When Billy got a new manager, the previous manager insisted on overseeing progress on the improvement plan.

Handling the case was a journey for the rep.

 

Good practice at the Intellectual Property Office (IPO)

The IPO, based in Newport, Wales, is the UK government body responsible for intellectual property (IP) rights including patents, designs, trade marks and copyright.

IPO has a number of staff with neurodiverse differences, including dyslexia and autism spectrum disorders.

Its in-house Diversity Group recently focussed on neurodiversity, with an emphasis on autism spectrum disorders. Working with the National Autistic Society (NAS) and Autism Spectrum Connections Cymru (ASCC), they provided:

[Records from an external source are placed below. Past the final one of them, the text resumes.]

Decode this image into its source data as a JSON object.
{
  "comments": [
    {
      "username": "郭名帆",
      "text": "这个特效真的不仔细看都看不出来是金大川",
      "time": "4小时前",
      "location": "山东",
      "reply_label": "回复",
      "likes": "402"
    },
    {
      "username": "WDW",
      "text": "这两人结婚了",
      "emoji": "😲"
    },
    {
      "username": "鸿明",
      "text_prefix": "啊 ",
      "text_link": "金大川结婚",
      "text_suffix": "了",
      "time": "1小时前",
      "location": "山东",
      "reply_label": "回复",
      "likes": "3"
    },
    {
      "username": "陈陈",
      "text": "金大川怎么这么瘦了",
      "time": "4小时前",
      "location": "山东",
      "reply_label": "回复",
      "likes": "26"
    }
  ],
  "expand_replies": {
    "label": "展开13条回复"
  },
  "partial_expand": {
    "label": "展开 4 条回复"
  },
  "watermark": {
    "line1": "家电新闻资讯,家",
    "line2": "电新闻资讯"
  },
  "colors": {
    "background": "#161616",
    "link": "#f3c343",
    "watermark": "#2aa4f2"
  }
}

  • team training on working with people with neurodiverse difference
  • individual training on workplace engagement
  • specific training for managers on how best to engage with their employees who have neurodiverse differences.

Reasonable adjustments successfully introduced for individuals with autism spectrum disorder include:

  • reduced productivity targets
  • a structured workflow process, including timings; being given clear instructions over what work to do when
  • statements to help with decision points, for example “If…” “Then…”.
  • the introduction of coping strategies: for example a phone call strategy whereby a caller is asked for their case number and a summary of the issue and a time to call back is agreed with them. This strategy can also benefit neurotypical members
  • making sure that meetings are scheduled in advance and not moved so that the individual can plan their day
  • provision of coloured lenses, desk mats to reduce glare (the standard desks are bright white), ability to lower lighting and by contrast, provision of a very bright desk lamp
  • noise cancelling headphones, quiet desk location, screens around desks to reduce noise and distractions, access to a quiet space

Prospect’s branch at IPO report that workplace assessments by experts, and a willingness from the employer to try different options, are key for success since the reasonable adjustments provided for one person will not necessarily be appropriate for someone else with the same condition. The adjustments set out above have worked well where individual needs have been taken into account.

 

Other case studies


Neurodiversity case study: Katie, Public Affairs Manager, a transport infrastructure company   info
Neurodiversity case study: Katie, Public Affairs Manager, a transport infrastructure company

Neurodiversity case study: Malcolm, Senior Case Management Officer, a disability rights organisation   info
Neurodiversity case study: Malcolm, Senior Case Management Officer, a disability rights organisation